Extracted data entries
....................
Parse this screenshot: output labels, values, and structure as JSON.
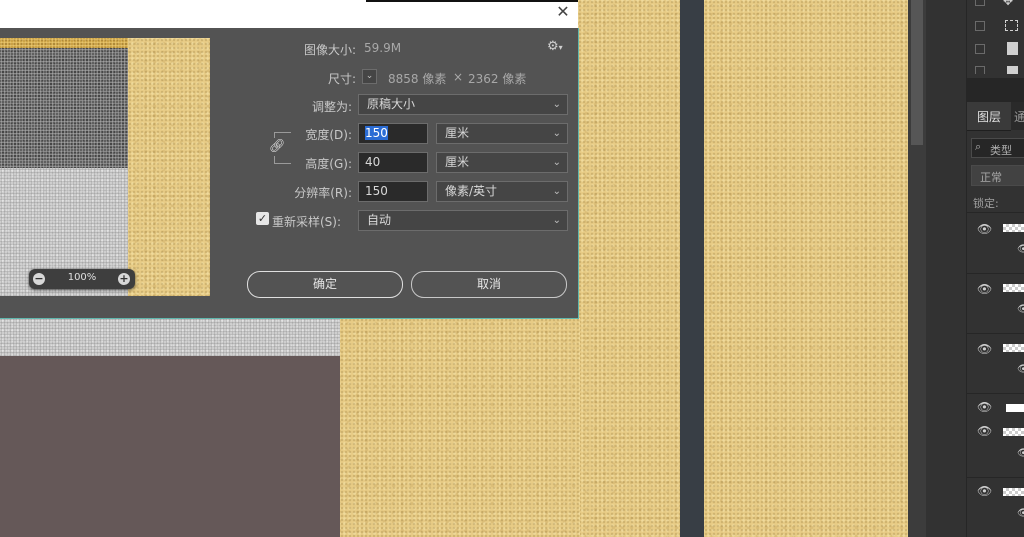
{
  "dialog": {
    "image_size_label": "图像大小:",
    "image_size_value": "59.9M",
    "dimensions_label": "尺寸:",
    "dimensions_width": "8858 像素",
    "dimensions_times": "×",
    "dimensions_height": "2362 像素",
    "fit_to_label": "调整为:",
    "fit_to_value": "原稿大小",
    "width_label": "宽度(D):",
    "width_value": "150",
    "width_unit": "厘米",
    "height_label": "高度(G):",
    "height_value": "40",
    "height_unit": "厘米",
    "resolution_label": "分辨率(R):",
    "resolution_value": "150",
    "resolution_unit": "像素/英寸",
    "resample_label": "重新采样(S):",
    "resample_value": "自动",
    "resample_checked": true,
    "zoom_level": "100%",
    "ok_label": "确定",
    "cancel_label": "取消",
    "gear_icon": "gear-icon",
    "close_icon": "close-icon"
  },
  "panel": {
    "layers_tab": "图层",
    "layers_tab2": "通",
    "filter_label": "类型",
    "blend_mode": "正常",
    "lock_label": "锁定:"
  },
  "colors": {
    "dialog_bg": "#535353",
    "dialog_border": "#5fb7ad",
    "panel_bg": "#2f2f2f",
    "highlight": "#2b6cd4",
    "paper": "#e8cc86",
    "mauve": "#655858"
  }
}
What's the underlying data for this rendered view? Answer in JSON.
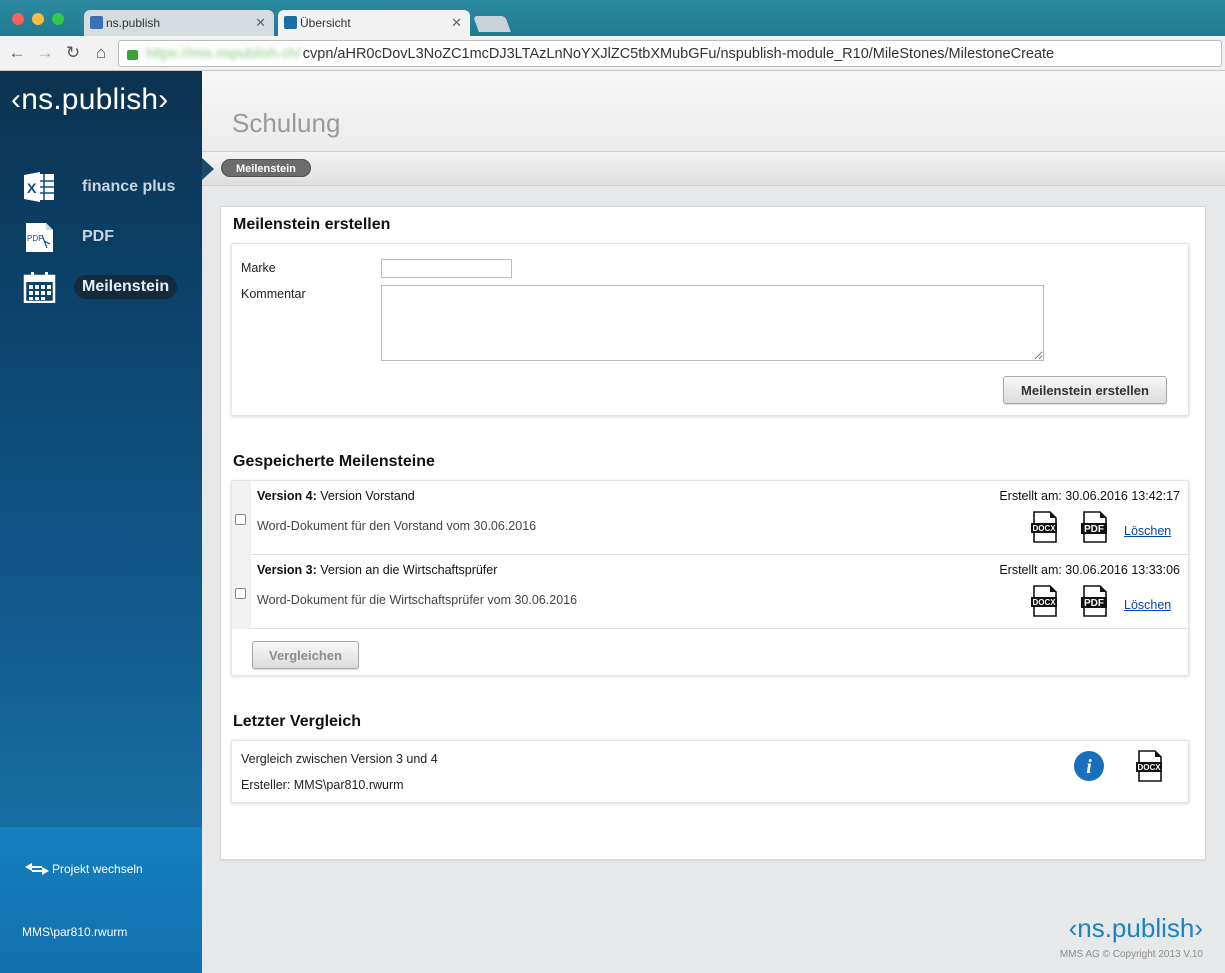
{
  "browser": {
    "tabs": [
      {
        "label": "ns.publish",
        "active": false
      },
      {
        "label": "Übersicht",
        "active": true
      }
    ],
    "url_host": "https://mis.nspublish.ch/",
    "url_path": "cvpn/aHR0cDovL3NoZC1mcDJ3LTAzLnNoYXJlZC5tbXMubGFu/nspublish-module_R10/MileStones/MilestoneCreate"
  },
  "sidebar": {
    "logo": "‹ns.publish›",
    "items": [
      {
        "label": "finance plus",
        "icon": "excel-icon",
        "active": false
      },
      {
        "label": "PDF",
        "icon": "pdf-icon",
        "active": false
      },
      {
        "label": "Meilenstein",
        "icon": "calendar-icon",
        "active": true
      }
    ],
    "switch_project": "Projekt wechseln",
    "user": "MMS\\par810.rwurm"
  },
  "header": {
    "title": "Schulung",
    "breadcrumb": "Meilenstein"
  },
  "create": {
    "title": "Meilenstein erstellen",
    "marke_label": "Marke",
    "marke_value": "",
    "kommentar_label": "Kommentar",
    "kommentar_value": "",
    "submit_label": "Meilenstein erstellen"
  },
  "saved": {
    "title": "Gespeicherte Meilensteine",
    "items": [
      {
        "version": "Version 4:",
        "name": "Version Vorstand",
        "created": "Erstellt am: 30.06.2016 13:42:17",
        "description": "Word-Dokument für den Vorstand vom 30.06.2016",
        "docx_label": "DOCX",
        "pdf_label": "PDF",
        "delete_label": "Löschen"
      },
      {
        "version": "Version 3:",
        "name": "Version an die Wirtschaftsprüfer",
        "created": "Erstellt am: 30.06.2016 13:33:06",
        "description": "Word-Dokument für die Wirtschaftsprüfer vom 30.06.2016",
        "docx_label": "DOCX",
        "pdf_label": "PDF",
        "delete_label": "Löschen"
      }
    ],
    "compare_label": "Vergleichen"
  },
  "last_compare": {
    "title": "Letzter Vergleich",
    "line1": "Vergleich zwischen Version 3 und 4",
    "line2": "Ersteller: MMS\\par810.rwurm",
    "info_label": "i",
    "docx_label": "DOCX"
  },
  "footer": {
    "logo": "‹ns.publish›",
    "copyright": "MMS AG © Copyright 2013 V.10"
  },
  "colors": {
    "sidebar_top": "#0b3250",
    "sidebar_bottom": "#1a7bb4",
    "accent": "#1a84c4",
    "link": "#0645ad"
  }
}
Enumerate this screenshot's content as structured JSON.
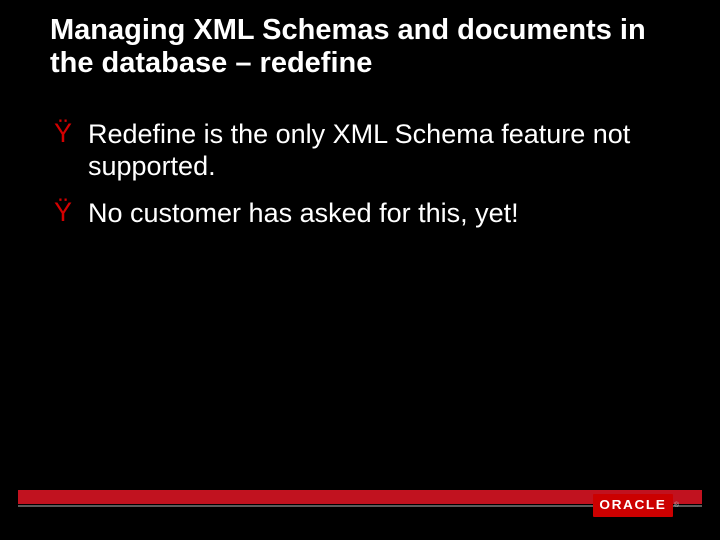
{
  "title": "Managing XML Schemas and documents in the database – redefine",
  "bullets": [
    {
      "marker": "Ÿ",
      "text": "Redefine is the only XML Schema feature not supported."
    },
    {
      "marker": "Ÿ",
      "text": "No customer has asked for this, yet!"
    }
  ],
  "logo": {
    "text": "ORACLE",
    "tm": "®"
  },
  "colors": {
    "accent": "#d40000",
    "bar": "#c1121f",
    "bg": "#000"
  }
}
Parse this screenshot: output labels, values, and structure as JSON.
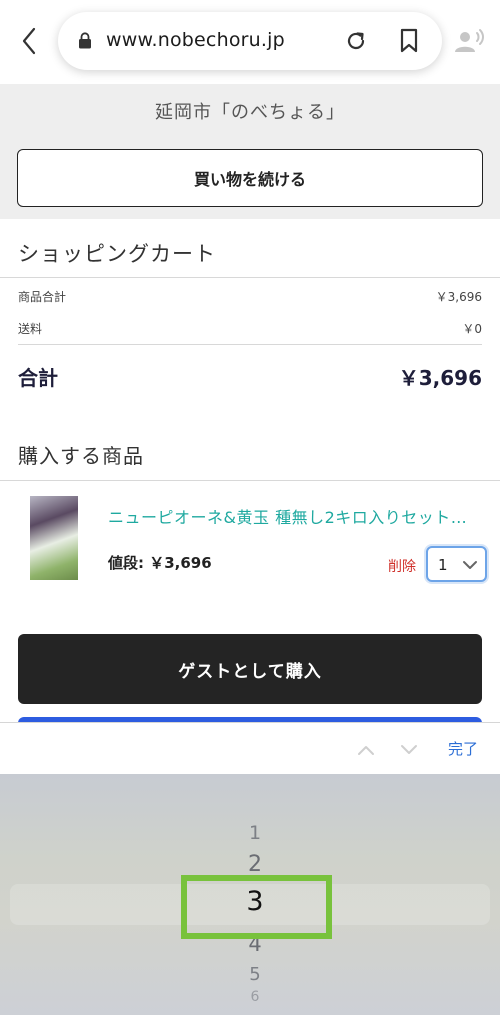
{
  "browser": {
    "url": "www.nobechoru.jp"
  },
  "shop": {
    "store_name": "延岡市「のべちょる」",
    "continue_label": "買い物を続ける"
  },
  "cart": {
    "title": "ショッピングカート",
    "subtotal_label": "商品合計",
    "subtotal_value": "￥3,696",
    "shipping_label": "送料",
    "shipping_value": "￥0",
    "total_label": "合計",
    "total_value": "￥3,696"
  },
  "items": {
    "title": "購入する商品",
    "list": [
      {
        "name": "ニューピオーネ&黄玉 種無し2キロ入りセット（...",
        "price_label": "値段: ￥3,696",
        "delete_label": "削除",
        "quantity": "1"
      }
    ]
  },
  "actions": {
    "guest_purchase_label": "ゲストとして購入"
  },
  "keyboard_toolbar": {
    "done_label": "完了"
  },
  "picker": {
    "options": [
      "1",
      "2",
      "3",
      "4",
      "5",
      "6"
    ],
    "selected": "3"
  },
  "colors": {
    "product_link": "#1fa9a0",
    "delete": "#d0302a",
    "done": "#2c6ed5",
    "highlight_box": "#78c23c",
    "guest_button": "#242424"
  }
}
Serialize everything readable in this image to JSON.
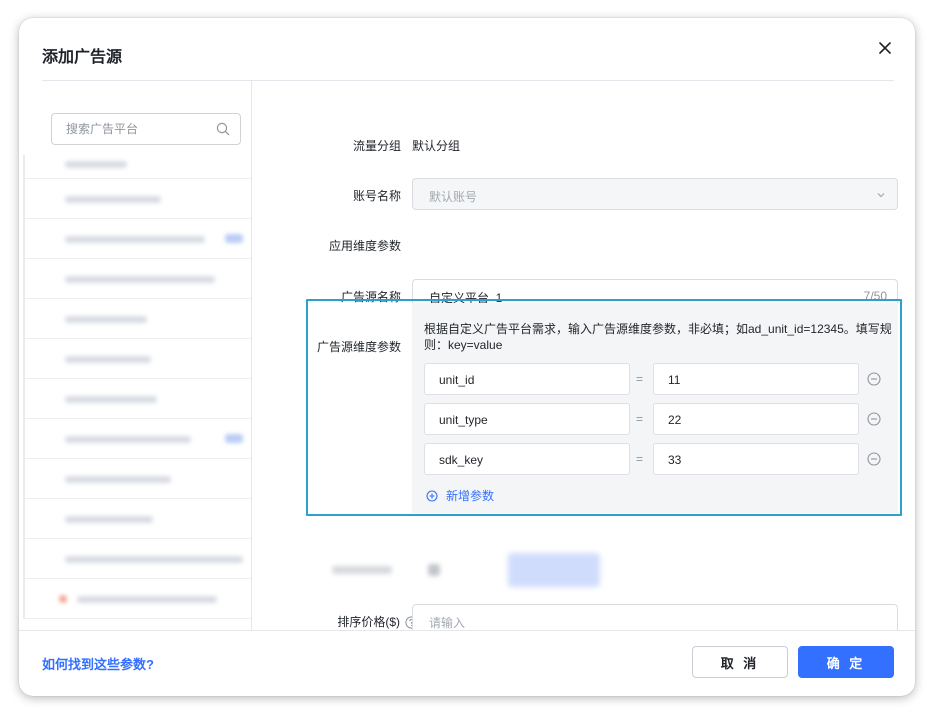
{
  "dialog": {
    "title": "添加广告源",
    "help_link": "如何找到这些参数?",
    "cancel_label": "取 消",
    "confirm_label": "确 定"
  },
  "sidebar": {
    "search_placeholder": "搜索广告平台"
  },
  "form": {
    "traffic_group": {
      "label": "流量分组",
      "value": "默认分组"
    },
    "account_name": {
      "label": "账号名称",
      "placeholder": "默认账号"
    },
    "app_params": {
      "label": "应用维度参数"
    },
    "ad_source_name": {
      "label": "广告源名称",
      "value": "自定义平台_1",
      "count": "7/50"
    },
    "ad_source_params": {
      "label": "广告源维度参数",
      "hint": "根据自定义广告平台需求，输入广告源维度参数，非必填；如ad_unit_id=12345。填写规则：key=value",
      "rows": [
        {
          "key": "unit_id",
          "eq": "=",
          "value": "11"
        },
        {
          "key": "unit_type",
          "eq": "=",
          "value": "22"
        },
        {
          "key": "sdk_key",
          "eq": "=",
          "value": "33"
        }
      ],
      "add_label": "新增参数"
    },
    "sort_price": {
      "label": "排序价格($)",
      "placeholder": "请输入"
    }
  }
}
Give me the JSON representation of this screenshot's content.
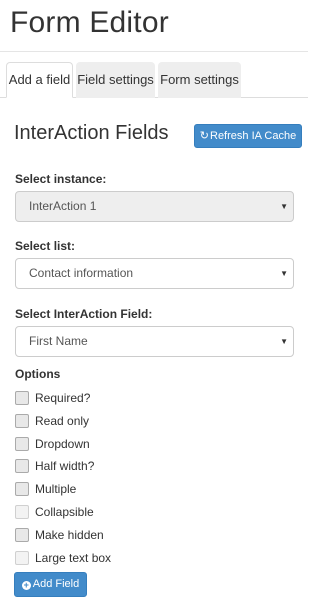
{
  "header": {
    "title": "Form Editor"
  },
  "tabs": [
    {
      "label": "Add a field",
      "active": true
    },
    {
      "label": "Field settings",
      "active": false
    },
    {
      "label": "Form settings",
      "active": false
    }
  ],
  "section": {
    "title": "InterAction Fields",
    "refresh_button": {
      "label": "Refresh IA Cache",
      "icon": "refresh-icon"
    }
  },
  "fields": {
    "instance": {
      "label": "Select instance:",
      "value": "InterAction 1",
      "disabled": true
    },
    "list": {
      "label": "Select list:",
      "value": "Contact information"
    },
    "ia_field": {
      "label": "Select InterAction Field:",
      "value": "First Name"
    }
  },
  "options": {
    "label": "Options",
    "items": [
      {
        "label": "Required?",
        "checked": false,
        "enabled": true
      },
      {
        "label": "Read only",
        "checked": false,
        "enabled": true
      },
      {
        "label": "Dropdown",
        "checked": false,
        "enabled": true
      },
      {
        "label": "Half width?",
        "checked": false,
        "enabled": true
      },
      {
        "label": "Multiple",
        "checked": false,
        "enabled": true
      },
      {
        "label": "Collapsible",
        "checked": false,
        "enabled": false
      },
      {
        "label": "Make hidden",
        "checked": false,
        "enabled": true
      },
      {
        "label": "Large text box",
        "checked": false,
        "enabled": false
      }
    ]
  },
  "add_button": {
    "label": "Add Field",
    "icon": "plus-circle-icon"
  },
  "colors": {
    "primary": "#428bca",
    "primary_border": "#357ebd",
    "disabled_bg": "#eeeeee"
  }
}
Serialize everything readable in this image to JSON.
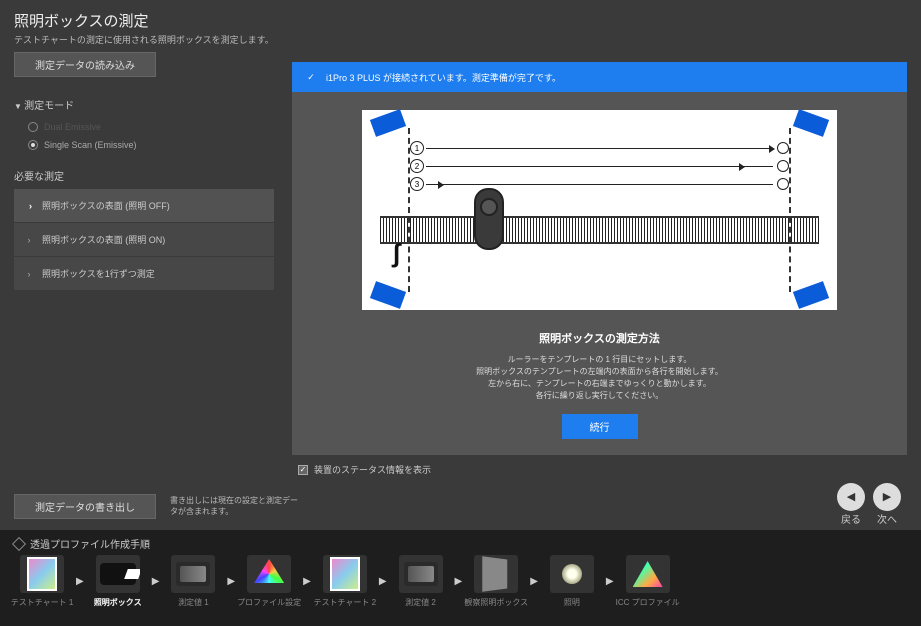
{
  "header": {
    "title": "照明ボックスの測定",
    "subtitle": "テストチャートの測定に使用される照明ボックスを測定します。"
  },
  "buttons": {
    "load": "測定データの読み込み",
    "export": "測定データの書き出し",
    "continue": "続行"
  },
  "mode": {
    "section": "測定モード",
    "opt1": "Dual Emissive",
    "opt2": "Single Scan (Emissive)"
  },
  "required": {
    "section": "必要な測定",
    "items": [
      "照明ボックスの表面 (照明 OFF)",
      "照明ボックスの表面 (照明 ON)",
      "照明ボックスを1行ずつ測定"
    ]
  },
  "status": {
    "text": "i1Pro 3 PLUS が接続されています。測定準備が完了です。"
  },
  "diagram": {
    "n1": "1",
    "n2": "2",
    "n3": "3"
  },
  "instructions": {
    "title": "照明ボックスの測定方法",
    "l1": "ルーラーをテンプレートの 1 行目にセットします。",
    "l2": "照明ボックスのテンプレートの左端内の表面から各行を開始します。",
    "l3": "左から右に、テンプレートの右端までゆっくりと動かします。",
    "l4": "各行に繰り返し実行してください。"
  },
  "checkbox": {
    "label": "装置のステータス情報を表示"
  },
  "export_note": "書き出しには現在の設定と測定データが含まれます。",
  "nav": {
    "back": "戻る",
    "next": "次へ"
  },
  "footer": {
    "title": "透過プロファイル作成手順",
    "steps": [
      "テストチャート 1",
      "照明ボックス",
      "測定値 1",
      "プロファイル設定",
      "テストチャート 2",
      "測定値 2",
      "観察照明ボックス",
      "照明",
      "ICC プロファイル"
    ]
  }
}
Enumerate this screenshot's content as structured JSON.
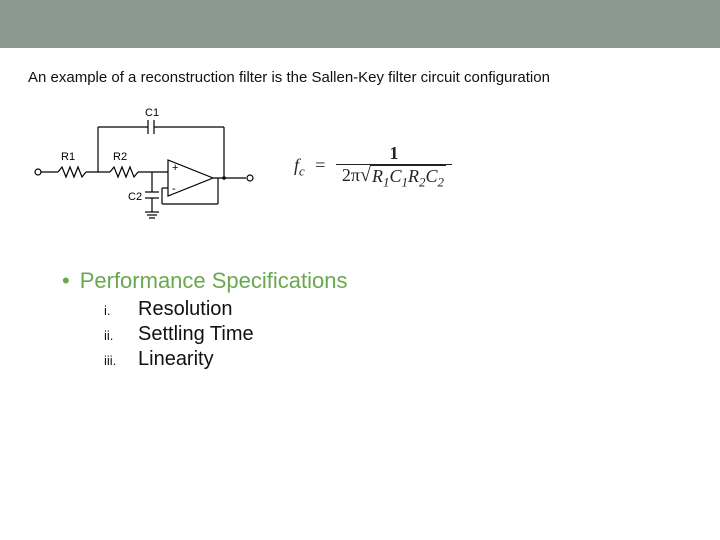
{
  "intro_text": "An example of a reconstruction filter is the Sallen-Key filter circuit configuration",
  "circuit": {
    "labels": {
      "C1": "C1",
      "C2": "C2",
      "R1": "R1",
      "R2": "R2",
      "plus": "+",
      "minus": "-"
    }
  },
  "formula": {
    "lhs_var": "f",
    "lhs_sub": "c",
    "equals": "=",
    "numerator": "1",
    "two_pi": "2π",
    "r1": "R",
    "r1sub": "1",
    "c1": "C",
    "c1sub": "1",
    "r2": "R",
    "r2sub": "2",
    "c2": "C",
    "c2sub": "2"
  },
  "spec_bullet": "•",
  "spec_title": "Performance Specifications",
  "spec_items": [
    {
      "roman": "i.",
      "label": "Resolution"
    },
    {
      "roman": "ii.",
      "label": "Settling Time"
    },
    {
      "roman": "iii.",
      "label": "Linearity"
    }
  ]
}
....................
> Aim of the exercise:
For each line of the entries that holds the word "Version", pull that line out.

> Output of the exercise:
        "version": "Version 4:",
        "name": "Version Vorstand",
        "version": "Version 3:",
        "name": "Version an die Wirtschaftsprüfer",
    "line1": "Vergleich zwischen Version 3 und 4",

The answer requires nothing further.